▶ **Available data**:
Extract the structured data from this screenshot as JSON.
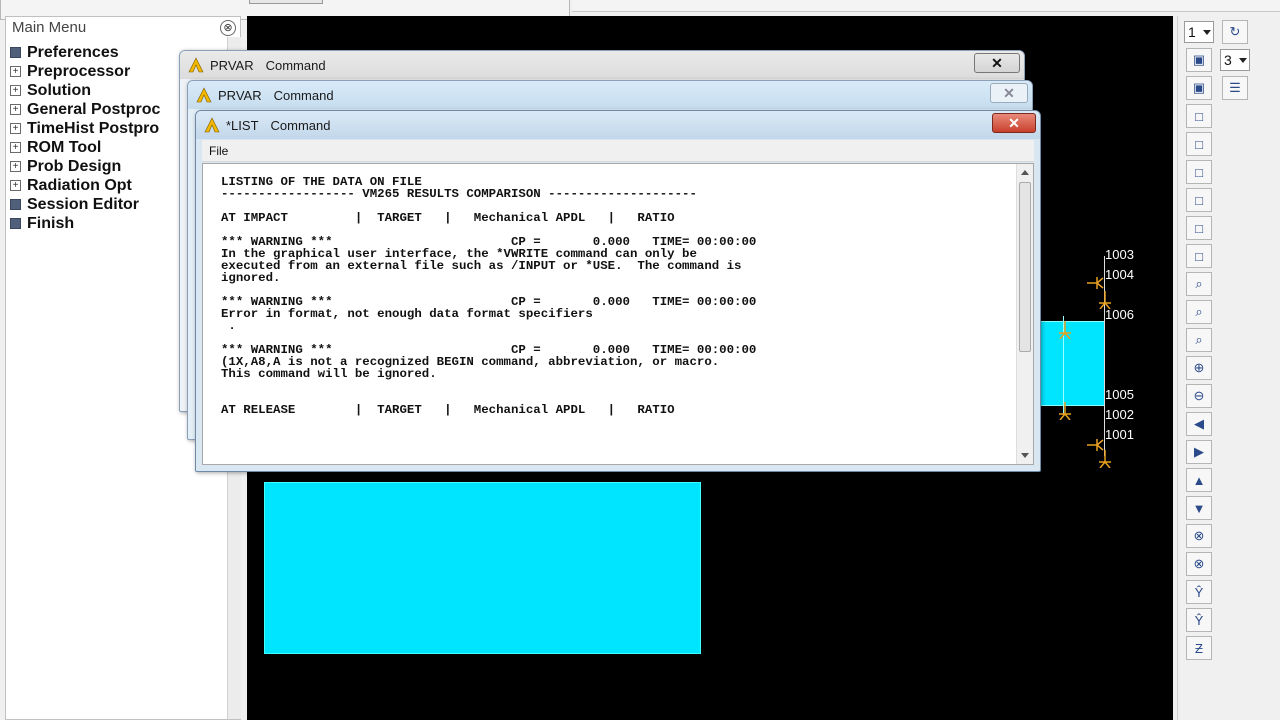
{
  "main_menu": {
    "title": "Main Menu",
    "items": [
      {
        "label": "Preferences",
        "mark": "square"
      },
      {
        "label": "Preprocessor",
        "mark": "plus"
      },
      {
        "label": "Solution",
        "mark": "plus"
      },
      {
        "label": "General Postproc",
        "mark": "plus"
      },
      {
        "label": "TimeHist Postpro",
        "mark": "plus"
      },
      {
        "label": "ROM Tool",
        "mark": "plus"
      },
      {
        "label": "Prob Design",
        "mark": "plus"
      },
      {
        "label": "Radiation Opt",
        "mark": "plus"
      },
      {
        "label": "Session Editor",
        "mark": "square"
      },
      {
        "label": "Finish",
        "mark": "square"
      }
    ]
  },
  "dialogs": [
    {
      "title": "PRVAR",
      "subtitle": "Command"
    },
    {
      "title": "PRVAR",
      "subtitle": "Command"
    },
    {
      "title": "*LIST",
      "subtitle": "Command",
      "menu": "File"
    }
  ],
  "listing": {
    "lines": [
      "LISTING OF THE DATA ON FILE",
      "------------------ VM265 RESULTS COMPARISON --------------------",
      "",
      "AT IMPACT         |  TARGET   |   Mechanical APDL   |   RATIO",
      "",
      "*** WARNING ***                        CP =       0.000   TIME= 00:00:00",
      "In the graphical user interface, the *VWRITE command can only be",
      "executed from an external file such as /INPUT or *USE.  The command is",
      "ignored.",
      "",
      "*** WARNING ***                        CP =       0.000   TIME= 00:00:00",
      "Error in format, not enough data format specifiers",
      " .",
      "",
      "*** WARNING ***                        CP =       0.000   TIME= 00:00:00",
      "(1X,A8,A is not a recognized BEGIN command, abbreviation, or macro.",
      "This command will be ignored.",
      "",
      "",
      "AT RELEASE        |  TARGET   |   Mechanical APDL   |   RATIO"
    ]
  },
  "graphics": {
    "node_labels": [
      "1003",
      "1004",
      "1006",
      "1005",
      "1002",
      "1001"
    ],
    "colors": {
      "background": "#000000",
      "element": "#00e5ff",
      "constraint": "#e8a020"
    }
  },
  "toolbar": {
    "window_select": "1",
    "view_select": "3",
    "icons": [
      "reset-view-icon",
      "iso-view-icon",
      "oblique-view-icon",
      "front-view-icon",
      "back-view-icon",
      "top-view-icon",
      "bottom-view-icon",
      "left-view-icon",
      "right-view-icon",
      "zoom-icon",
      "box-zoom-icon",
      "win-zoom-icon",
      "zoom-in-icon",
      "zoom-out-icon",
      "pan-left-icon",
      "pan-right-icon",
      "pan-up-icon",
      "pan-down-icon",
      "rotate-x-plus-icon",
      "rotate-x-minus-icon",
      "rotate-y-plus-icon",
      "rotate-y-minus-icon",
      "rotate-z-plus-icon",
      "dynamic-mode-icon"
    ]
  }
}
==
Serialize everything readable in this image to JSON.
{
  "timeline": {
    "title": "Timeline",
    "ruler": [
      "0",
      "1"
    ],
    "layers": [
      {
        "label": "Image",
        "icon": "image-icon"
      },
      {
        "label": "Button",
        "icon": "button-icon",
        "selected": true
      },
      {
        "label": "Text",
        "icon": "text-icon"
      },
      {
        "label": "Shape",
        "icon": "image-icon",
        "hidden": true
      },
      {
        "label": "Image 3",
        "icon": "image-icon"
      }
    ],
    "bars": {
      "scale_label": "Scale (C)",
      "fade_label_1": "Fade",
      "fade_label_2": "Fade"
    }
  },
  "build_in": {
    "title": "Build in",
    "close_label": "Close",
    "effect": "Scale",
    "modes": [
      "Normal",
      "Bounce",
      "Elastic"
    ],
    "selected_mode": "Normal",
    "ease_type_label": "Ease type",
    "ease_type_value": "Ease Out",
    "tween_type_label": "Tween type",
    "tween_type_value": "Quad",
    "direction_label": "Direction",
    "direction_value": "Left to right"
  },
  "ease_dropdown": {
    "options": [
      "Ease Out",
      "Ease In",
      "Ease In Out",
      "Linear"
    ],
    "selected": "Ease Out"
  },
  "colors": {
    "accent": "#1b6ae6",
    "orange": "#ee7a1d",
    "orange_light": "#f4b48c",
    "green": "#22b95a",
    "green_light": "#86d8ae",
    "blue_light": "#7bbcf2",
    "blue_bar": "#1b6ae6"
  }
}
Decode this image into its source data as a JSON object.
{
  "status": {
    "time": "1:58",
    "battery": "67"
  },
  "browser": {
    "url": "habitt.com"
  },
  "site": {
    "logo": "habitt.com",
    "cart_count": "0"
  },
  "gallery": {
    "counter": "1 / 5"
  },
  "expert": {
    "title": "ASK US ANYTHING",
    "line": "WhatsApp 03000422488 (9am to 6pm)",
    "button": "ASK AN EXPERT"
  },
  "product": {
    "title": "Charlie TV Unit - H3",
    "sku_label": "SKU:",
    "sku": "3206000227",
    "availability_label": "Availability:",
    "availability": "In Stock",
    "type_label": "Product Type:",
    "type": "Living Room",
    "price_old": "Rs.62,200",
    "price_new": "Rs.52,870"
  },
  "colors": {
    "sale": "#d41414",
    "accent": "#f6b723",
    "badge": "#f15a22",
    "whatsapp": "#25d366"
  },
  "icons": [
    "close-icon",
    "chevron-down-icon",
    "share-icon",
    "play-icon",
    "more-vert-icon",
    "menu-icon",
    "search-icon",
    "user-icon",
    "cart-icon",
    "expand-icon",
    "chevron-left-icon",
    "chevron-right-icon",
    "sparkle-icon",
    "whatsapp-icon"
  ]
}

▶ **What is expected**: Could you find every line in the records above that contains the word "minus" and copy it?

▶ **Response for this exercise**:
      "rotate-x-minus-icon",
      "rotate-y-minus-icon",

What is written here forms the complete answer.